MySQL 8.0: Descending Indexes Can Speed Up Your Queries

Descending IndexesIn this blog, we’ll discuss descending indexes in MySQL 8.0.


The future MySQL 8.0 will (probably) have a great new feature: support for index sort order on disk (i.e., indexes can be physically sorted in descending order). In the MySQL 8.0 Labs release (new optimizer preview), when you create an index you can specify the order “asc” or “desc”, and it will be supported (for B-Tree indexes). That can be especially helpful for queries like “SELECT … ORDER BY event_date DESC, name ASC LIMIT 10″ (ORDER BY clause with ASC and DESC sort).

MySQL 5.6 and 5.7 Index Order

Actually, the support for this syntax (CREATE INDEX … col_name … [ASC | DESC]) was there for a long time, but it was reserved for future extensions: if you created an index and specify “DESC” keyword was ignored in MySQL 5.6 and 5.7 (an index is always created in ascending order).

At the same time, MySQL (all versions) can scan the index backward, so those two queries will use index:

In the second query, MySQL scans the index backward for two fields.

What is also very important here is the “LIMIT 10”. MySQL scans the table in the order of index (and avoids filesort), then it aborts the scan after finding 10 rows. That makes the query almost instant:

But what about a different order: DESC and ASC (which make sense in the example where we want to show the latest events first but also use the secondary order, alphabetical, by event name). The query does a filesort and performs much slower:

MySQL 8.0 (Labs release)

The MySQL Server 8.0.0 Optimizer labs release includes new support for the index sort order (for InnoDB only). Here is how our query from the above performs:

I’ve created an index, targeted for our specific query order: event_date descending, name ascending. Now it works much faster:

The index (event_date desc, name asc) satisfies two conditions:

  • order by event_date desc, name asc: forward index scan
  • order by event_date asc, name desc: backward index scan

Note the “Backward index scan” in the Extra column above.

This is a similar situation to an index on (event_date, name) sorted in ascending order, and can be used to satisfy both event_date asc, name asc and event_date desc, name desc (same order across two fields).

The original query that ran in 2.41 seconds (and performed a filesort operation), now runs almost instantly with the new index:

Please note descending indexes only work for InnoDB:

Workaround for MySQL 5.7

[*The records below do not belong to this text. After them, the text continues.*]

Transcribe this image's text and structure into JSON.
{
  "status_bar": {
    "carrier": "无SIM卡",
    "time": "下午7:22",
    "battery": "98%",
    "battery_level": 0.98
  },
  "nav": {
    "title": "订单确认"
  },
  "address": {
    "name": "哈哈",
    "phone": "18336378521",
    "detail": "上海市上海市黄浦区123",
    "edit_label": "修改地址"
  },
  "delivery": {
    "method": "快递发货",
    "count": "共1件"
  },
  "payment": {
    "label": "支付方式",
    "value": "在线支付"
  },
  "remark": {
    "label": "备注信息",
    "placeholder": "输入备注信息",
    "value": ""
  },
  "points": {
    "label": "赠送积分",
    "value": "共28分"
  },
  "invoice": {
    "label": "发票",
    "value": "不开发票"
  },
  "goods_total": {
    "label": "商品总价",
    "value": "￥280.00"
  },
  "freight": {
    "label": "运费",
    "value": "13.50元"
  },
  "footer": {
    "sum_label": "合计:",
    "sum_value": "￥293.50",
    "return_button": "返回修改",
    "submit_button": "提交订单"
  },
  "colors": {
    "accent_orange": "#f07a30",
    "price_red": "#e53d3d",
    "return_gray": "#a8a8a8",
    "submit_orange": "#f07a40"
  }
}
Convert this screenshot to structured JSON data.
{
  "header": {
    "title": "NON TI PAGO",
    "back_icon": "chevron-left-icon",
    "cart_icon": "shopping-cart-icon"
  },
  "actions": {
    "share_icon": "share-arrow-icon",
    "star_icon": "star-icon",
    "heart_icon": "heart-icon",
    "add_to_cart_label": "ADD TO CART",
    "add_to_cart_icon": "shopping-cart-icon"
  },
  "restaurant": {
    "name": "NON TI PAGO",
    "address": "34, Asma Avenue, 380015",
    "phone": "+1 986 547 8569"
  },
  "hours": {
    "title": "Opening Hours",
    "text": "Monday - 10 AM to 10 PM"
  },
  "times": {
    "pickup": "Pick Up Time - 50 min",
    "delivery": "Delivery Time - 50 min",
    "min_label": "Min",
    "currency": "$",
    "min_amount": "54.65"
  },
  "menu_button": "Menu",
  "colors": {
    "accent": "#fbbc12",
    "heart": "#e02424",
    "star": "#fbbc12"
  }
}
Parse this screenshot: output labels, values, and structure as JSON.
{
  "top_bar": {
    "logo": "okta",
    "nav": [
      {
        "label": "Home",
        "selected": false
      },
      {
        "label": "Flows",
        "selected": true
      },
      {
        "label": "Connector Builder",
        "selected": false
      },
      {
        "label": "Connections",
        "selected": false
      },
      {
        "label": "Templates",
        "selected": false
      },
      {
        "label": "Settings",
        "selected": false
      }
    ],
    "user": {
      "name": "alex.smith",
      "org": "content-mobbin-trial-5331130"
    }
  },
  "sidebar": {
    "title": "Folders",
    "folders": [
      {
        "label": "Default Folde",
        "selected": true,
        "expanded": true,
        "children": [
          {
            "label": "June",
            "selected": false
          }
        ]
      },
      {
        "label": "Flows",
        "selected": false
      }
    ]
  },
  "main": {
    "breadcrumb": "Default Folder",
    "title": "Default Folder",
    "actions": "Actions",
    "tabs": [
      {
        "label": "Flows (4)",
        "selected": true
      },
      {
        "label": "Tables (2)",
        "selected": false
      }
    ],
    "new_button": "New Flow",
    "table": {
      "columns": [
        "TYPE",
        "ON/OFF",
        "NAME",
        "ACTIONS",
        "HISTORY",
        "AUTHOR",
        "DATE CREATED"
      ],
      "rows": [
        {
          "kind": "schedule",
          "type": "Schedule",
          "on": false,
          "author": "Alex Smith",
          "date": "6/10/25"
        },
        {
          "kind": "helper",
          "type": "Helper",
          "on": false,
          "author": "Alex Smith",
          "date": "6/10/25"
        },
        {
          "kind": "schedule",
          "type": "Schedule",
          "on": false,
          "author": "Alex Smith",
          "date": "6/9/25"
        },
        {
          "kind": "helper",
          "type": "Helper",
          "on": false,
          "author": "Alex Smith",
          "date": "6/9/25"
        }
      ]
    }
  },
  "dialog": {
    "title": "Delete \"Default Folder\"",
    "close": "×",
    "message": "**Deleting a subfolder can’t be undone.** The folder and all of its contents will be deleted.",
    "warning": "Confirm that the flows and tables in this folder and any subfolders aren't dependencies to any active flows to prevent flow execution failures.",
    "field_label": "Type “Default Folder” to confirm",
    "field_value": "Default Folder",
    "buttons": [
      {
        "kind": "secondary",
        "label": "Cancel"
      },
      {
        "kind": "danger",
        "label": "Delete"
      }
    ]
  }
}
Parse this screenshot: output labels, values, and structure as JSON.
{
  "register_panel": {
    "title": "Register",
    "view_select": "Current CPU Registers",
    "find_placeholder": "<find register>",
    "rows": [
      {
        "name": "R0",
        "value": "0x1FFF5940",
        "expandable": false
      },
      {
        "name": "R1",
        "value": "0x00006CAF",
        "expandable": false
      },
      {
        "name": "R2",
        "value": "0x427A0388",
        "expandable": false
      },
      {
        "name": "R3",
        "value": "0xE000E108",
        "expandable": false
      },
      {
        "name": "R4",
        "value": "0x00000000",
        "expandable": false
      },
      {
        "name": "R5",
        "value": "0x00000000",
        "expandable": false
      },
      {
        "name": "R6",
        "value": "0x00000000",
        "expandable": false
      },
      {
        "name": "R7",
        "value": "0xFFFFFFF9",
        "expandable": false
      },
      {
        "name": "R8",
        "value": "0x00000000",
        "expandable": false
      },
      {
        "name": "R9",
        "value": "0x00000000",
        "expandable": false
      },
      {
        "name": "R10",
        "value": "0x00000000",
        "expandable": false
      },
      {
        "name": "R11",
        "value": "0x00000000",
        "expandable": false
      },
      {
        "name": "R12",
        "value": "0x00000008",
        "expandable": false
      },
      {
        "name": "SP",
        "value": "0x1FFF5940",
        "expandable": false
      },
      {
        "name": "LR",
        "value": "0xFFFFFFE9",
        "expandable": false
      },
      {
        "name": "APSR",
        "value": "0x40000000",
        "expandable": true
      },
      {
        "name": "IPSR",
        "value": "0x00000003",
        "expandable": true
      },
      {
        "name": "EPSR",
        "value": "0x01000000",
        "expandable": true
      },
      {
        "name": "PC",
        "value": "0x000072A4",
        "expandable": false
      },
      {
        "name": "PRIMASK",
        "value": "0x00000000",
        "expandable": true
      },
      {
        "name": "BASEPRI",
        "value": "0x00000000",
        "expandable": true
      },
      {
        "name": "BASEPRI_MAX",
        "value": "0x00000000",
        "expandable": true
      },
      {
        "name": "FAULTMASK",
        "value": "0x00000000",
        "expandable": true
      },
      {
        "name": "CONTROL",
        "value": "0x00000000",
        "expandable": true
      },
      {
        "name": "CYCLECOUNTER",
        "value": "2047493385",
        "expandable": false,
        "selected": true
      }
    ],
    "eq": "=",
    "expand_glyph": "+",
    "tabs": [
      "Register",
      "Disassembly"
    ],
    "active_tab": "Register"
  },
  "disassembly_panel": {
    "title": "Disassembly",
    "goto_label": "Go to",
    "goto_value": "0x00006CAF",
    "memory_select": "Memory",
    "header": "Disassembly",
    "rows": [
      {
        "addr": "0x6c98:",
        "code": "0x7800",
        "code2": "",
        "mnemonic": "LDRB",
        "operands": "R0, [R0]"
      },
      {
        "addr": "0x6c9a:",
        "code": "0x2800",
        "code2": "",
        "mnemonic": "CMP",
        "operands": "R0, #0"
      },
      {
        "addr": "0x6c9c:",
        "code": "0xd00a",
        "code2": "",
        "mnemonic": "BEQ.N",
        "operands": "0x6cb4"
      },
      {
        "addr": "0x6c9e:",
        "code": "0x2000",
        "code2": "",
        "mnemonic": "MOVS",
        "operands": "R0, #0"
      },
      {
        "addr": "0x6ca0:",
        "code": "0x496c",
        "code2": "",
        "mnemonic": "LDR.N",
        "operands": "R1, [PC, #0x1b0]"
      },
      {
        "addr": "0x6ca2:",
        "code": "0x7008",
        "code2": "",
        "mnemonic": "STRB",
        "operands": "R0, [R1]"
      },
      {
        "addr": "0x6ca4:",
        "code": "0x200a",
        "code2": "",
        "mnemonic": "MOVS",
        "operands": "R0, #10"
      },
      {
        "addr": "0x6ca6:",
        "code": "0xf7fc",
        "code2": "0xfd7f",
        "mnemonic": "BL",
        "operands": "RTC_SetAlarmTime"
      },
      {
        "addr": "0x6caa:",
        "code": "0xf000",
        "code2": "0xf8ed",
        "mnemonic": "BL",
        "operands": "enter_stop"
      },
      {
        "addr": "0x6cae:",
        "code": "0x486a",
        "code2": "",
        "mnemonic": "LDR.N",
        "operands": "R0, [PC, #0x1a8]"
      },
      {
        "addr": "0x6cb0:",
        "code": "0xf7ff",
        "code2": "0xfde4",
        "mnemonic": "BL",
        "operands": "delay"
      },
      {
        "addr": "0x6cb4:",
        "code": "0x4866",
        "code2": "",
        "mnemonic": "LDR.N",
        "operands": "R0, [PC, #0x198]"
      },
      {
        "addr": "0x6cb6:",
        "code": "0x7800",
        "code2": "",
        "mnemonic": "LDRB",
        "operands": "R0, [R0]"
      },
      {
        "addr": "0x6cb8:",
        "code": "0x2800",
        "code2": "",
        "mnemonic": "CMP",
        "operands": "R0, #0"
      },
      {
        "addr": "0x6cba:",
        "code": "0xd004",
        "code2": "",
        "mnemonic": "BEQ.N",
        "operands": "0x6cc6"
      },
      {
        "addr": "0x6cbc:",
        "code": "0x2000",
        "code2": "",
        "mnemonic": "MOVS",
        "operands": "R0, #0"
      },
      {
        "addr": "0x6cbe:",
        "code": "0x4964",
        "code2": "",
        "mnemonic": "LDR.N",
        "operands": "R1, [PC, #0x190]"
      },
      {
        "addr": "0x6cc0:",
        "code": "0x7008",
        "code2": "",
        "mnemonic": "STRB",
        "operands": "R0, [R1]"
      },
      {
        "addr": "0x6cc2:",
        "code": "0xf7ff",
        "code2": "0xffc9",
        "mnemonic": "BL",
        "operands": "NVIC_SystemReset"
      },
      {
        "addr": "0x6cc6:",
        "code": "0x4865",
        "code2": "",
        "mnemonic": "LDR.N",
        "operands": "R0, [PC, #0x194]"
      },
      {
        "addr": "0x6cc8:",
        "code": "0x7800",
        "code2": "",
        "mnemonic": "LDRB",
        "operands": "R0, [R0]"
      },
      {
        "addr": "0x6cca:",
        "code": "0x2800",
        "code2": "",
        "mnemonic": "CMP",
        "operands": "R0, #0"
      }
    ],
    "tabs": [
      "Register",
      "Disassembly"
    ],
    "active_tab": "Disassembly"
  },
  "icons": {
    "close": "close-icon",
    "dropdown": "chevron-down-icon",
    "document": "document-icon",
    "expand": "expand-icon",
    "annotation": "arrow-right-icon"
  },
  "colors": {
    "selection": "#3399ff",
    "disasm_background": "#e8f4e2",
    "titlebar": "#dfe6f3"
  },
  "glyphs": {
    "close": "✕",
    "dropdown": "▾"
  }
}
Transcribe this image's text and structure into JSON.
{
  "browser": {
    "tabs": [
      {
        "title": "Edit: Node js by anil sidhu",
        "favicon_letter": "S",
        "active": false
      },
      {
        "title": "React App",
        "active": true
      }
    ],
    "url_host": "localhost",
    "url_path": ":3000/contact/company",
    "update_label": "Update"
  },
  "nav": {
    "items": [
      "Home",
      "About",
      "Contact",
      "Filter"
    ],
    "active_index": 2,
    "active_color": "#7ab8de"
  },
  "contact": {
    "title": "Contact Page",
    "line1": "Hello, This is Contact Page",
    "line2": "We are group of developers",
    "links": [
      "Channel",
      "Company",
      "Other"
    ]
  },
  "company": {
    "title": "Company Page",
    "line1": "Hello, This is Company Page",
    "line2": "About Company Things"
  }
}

A (rather limited) workaround exist for MySQL 5.7, and involves creating (and indexing) a virtual field. Let’s say that instead of varchar, we need to order by an unsigned integer (i.e., “id”, which is an auto_increment field in another table). Our query will look like this: “select * from events order by event_date desc, profile_id asc limit 10”. In this case, we can “invert” the profile_id by making it negative and store it in a “virtual” (aka “generated”) column:

Then we can index it together with the date field:

Now we can use the the profile_id_negative index for “desc” sort order:

That is much faster, but produces the same results as the following query:


MySQL 8.0 (Labs release) has a preview of this great new index sort order feature, which can significantly increase the performance of frequently slow query patterns: order by field1 desc, field2 asc limit N. 

This feature can be found in other databases (for example, in MongoDB). It might be that this much-needed feature will be at some point backported into MySQL 5.7, so we can use it in that version.

I want to thank the MySQL Server Development team at Oracle for implementing it. If you are interested in other MySQL optimizer features, take a look at Manyi Lu’s presentation at Percona Live Amsterdam, where she talks about other great MySQL 8.0 features: histograms, invisible indexes, common table expressions and extended JSON support.

Share this post

Comments (3)

  • Alexey Kopytov

    Missing support for descending indexes is

    October 20, 2016 at 12:38 pm
    • Scott Klasing

      Great capability but be very careful with designs that are dependent on timeseries high volume inserts using a datetimestamp index descending. I have tested this on many other databases over the last 35 years and everyone had this issue. If the index maintenance process is constantly inserting new index records based on latest timestamp the process is constantly forcing the 3rd index page in the b-tree to reshuffle or page split to accomodate inserting new records before previous records inserted. In summary either very slow insert times and / or locking issues. Maybe mysql 8.0 has found a better way, I look forward to the opportunity to test this myself or hear back from others regarding same.

      October 20, 2016 at 3:46 pm
  • Fadi El-Eter (itoctopus)

    This is an exciting feature in MySQL 8 – but do you have some benchmarks on the overhead that it creates when inserting new entries in the table? Is it the same overhead as a normal index, or is it higher?

    On an application experiencing a high percentage of writes, the overhead cost of this index would be an important issue to think about.

    October 25, 2016 at 9:53 am

Comments are closed.

Use Percona's Technical Forum to ask any follow-up questions on this blog topic.